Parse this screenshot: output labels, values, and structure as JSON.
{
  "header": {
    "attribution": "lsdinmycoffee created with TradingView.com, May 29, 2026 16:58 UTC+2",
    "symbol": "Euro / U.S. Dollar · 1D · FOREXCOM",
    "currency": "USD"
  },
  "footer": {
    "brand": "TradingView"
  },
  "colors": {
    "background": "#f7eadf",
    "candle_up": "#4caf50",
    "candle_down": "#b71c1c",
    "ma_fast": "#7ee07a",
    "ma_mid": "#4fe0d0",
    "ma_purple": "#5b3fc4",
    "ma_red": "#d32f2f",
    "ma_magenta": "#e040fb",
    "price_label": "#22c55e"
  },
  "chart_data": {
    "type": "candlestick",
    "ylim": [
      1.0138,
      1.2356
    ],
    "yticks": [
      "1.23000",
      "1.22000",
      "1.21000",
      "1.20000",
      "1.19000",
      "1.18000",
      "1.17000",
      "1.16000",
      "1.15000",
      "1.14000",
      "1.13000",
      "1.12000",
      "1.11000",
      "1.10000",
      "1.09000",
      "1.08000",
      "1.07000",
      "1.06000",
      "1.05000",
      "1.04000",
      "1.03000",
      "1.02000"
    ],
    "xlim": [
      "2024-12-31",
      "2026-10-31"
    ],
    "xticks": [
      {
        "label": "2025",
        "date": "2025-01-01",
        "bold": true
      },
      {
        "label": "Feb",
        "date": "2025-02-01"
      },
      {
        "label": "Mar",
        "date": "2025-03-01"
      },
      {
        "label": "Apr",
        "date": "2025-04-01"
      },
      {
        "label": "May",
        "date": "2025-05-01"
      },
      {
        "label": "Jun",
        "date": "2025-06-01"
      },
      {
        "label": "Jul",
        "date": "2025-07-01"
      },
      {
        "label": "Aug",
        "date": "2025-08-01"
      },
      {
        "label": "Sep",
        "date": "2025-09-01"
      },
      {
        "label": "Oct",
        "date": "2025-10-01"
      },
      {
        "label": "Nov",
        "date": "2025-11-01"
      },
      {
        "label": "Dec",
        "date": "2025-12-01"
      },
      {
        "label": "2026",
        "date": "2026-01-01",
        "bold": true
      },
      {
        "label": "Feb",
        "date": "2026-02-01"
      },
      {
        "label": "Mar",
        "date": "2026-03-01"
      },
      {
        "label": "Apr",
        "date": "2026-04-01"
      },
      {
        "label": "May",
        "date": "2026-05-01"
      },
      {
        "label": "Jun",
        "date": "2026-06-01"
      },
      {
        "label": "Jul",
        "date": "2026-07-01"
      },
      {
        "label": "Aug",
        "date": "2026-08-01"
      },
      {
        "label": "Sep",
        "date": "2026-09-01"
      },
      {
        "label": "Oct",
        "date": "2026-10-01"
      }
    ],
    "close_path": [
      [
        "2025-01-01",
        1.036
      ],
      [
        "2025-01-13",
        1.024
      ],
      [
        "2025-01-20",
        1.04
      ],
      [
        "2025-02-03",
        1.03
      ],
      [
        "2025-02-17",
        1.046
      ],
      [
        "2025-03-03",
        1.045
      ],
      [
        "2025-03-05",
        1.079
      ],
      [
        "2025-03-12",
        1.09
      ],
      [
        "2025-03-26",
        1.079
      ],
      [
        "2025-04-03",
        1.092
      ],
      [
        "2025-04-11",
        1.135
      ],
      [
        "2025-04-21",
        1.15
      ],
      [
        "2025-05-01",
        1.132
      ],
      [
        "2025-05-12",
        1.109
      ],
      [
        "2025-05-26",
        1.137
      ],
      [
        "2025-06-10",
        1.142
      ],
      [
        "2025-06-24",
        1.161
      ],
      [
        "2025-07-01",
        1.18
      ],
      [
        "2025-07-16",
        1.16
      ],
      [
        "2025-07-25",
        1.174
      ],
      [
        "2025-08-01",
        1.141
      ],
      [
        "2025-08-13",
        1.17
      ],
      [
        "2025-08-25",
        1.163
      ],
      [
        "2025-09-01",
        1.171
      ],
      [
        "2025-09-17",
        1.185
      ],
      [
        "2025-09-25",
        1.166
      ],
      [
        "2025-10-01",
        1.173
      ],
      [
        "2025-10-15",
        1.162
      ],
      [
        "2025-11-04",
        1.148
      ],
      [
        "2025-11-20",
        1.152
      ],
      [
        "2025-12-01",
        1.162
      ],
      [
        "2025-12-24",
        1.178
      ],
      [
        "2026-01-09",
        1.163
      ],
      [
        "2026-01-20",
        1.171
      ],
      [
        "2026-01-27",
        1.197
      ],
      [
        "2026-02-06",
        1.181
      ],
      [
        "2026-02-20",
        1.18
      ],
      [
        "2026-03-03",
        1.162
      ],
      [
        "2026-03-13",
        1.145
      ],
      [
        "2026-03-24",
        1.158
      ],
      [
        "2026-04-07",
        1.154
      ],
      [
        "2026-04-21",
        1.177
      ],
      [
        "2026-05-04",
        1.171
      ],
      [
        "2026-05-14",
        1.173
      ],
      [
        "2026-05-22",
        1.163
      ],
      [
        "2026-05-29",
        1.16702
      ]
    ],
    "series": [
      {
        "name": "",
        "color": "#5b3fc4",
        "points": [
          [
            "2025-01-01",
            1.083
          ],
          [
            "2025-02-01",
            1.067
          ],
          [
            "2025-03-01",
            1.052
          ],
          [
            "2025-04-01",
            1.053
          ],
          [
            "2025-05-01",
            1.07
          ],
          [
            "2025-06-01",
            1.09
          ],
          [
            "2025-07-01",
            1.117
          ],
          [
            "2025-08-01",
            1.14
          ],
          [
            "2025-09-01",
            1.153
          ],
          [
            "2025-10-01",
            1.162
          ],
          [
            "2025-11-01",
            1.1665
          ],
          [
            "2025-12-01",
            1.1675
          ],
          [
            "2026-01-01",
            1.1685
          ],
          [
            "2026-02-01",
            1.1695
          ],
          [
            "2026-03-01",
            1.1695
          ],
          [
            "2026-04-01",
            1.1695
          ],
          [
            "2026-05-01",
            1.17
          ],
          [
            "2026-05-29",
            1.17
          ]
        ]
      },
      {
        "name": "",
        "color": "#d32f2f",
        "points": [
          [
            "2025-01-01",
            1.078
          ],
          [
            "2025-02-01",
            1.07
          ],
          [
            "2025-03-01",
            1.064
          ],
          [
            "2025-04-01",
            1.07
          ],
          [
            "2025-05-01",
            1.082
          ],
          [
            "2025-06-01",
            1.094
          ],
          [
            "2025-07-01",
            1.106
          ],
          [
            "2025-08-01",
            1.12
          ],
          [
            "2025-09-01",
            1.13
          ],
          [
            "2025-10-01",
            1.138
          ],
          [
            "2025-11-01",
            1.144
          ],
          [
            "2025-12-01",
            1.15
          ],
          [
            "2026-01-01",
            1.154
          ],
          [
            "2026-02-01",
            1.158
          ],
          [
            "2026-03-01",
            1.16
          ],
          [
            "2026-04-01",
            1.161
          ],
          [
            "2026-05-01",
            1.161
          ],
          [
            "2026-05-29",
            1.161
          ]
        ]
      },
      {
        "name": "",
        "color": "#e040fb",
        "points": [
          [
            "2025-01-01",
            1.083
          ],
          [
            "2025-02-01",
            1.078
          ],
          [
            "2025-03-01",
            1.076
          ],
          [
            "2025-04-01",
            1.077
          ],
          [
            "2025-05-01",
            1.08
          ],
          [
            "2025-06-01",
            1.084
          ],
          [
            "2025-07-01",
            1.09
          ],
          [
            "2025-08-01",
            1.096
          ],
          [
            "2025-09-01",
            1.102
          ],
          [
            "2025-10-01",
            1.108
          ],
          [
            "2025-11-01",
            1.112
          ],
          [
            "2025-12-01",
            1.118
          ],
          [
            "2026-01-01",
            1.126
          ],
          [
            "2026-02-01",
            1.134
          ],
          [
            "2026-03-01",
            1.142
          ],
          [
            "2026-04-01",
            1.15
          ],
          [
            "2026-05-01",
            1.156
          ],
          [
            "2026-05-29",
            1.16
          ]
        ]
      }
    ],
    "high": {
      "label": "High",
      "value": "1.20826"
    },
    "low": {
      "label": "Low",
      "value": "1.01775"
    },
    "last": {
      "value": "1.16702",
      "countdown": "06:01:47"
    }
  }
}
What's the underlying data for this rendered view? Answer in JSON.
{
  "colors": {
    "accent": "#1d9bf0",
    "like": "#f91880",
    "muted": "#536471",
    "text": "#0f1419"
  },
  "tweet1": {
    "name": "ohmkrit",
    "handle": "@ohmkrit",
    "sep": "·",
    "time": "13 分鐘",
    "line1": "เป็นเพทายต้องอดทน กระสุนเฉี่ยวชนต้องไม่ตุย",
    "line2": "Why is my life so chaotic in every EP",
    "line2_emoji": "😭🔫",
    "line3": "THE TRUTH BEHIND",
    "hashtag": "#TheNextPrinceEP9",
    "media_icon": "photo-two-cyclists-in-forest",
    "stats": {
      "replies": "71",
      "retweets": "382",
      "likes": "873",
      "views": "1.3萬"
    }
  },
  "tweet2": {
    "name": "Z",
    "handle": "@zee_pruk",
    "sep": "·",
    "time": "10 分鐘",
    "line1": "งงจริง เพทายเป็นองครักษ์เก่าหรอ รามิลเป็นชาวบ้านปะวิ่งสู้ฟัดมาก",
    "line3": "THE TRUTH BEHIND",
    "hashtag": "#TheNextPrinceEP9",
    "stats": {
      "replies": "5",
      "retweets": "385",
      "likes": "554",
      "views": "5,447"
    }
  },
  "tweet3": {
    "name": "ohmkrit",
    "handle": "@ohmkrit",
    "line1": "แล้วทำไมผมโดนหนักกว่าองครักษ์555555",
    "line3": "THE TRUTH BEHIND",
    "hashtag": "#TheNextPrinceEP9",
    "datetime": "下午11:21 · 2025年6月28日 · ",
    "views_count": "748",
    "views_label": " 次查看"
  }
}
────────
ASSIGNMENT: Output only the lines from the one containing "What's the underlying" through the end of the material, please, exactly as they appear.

WORKED SOLUTION:
What's the underlying data for this rendered view? Answer in JSON.
{
  "colors": {
    "accent": "#1d9bf0",
    "like": "#f91880",
    "muted": "#536471",
    "text": "#0f1419"
  },
  "tweet1": {
    "name": "ohmkrit",
    "handle": "@ohmkrit",
    "sep": "·",
    "time": "13 分鐘",
    "line1": "เป็นเพทายต้องอดทน กระสุนเฉี่ยวชนต้องไม่ตุย",
    "line2": "Why is my life so chaotic in every EP",
    "line2_emoji": "😭🔫",
    "line3": "THE TRUTH BEHIND",
    "hashtag": "#TheNextPrinceEP9",
    "media_icon": "photo-two-cyclists-in-forest",
    "stats": {
      "replies": "71",
      "retweets": "382",
      "likes": "873",
      "views": "1.3萬"
    }
  },
  "tweet2": {
    "name": "Z",
    "handle": "@zee_pruk",
    "sep": "·",
    "time": "10 分鐘",
    "line1": "งงจริง เพทายเป็นองครักษ์เก่าหรอ รามิลเป็นชาวบ้านปะวิ่งสู้ฟัดมาก",
    "line3": "THE TRUTH BEHIND",
    "hashtag": "#TheNextPrinceEP9",
    "stats": {
      "replies": "5",
      "retweets": "385",
      "likes": "554",
      "views": "5,447"
    }
  },
  "tweet3": {
    "name": "ohmkrit",
    "handle": "@ohmkrit",
    "line1": "แล้วทำไมผมโดนหนักกว่าองครักษ์555555",
    "line3": "THE TRUTH BEHIND",
    "hashtag": "#TheNextPrinceEP9",
    "datetime": "下午11:21 · 2025年6月28日 · ",
    "views_count": "748",
    "views_label": " 次查看"
  }
}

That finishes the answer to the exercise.